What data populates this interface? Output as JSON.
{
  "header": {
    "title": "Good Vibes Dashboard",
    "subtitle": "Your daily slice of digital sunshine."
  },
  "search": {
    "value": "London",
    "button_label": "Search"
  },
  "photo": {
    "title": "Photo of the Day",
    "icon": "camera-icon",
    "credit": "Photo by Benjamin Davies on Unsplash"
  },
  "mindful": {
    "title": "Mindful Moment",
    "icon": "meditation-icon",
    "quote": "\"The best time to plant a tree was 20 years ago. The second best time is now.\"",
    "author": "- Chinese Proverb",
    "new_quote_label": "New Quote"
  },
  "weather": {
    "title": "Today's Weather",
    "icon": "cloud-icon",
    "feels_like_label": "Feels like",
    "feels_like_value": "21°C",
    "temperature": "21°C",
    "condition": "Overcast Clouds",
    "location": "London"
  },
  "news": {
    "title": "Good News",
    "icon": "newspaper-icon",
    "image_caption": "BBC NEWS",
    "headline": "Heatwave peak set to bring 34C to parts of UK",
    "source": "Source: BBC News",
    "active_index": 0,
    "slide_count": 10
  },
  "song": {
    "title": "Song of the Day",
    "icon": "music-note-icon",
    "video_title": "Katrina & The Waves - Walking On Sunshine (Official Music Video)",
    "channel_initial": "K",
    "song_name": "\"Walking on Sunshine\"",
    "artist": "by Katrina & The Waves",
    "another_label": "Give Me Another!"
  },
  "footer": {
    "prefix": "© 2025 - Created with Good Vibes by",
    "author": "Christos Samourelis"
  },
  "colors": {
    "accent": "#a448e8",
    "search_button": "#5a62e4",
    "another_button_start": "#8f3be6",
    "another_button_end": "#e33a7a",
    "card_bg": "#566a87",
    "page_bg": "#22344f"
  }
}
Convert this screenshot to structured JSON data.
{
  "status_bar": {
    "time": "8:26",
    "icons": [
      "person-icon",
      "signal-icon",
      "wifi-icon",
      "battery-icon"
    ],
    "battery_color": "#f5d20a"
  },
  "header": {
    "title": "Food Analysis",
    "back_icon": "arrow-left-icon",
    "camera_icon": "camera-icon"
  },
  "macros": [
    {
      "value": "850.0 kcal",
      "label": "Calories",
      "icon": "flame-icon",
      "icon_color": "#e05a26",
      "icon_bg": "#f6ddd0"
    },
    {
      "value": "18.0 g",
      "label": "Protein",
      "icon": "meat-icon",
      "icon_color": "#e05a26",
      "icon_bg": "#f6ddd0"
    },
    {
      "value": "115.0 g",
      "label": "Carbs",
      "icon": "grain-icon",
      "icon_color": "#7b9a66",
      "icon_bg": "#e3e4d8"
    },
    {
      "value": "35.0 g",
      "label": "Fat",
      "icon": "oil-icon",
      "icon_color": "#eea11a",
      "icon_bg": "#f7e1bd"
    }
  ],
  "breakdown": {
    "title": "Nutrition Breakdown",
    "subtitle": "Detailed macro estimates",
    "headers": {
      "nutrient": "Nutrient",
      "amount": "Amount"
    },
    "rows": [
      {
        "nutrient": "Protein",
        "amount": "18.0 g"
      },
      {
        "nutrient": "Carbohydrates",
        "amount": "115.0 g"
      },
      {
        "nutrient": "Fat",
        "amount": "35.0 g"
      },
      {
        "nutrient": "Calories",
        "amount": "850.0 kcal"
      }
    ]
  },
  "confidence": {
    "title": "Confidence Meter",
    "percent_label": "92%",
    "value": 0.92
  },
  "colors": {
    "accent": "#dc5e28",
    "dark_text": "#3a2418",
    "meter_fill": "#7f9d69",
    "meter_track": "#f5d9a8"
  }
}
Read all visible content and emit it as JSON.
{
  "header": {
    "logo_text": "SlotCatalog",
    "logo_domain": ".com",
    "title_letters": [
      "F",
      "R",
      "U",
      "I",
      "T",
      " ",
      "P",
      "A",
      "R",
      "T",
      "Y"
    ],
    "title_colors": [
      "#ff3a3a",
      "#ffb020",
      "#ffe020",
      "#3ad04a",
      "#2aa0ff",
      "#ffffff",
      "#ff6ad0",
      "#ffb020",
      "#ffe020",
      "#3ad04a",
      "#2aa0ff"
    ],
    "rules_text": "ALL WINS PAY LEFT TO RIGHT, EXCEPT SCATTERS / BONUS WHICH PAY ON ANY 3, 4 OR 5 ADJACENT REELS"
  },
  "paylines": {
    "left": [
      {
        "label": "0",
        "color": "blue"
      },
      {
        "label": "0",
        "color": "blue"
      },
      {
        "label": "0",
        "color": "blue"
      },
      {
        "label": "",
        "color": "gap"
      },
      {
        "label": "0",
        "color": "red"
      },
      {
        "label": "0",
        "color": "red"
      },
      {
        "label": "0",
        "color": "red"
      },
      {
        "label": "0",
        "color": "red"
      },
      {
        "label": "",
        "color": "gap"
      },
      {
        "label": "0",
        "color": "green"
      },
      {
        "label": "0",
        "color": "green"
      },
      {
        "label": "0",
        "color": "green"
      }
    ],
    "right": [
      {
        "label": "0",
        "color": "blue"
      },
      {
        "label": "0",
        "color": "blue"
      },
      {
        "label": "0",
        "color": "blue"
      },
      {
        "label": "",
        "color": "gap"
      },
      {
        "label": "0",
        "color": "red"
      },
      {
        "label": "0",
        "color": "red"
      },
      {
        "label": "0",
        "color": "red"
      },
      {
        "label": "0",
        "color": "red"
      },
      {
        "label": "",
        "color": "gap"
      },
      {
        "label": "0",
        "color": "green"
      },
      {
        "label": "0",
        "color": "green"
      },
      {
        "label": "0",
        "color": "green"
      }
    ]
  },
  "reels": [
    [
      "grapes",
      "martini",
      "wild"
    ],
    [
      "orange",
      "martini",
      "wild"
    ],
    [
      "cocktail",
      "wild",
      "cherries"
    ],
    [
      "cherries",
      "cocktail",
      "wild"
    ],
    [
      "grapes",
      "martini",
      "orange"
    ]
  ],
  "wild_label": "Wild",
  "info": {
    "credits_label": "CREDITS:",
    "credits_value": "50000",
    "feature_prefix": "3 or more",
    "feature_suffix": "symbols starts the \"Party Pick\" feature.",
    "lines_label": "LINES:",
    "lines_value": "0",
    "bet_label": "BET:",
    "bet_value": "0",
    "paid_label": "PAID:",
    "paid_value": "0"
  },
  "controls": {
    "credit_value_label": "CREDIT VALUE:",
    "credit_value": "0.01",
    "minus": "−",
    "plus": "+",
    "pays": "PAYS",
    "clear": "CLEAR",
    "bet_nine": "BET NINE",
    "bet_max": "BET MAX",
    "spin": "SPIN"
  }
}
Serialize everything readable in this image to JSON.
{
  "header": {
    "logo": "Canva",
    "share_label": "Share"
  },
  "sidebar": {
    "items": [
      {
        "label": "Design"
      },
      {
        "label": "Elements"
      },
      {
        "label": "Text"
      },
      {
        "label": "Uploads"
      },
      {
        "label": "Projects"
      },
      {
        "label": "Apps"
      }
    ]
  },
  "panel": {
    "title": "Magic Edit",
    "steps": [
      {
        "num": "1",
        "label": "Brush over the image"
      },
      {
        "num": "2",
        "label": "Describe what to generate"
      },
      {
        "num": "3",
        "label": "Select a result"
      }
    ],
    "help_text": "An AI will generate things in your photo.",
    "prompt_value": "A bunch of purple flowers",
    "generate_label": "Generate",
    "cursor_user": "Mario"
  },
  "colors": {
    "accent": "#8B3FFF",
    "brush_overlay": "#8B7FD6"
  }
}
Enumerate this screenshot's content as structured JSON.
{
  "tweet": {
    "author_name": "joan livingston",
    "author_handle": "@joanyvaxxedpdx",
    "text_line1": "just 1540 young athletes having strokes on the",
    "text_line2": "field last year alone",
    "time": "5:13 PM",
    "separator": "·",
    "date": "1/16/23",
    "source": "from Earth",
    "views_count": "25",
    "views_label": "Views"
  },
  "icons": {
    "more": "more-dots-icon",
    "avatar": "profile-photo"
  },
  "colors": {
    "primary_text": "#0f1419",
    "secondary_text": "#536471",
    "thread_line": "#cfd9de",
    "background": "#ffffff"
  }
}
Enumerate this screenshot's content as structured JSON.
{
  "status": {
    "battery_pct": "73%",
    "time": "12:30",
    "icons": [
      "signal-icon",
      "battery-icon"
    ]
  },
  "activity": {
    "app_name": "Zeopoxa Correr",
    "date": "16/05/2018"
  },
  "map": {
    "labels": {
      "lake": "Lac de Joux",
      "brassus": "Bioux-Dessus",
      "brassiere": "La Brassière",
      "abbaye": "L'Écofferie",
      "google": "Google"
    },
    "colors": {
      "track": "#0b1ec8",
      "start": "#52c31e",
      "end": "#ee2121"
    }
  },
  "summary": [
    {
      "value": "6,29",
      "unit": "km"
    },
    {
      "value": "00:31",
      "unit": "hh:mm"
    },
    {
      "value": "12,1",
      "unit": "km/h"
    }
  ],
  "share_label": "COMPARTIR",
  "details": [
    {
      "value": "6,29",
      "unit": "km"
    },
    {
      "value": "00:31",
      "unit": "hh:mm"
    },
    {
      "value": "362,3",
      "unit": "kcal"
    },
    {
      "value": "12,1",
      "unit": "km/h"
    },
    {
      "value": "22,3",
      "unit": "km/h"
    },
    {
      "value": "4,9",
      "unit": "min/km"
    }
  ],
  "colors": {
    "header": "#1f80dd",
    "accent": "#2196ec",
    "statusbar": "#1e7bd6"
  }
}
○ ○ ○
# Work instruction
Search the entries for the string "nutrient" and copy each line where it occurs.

# Answer to the problem
      "nutrient": "Nutrient",
        "nutrient": "Protein",
        "nutrient": "Carbohydrates",
        "nutrient": "Fat",
        "nutrient": "Calories",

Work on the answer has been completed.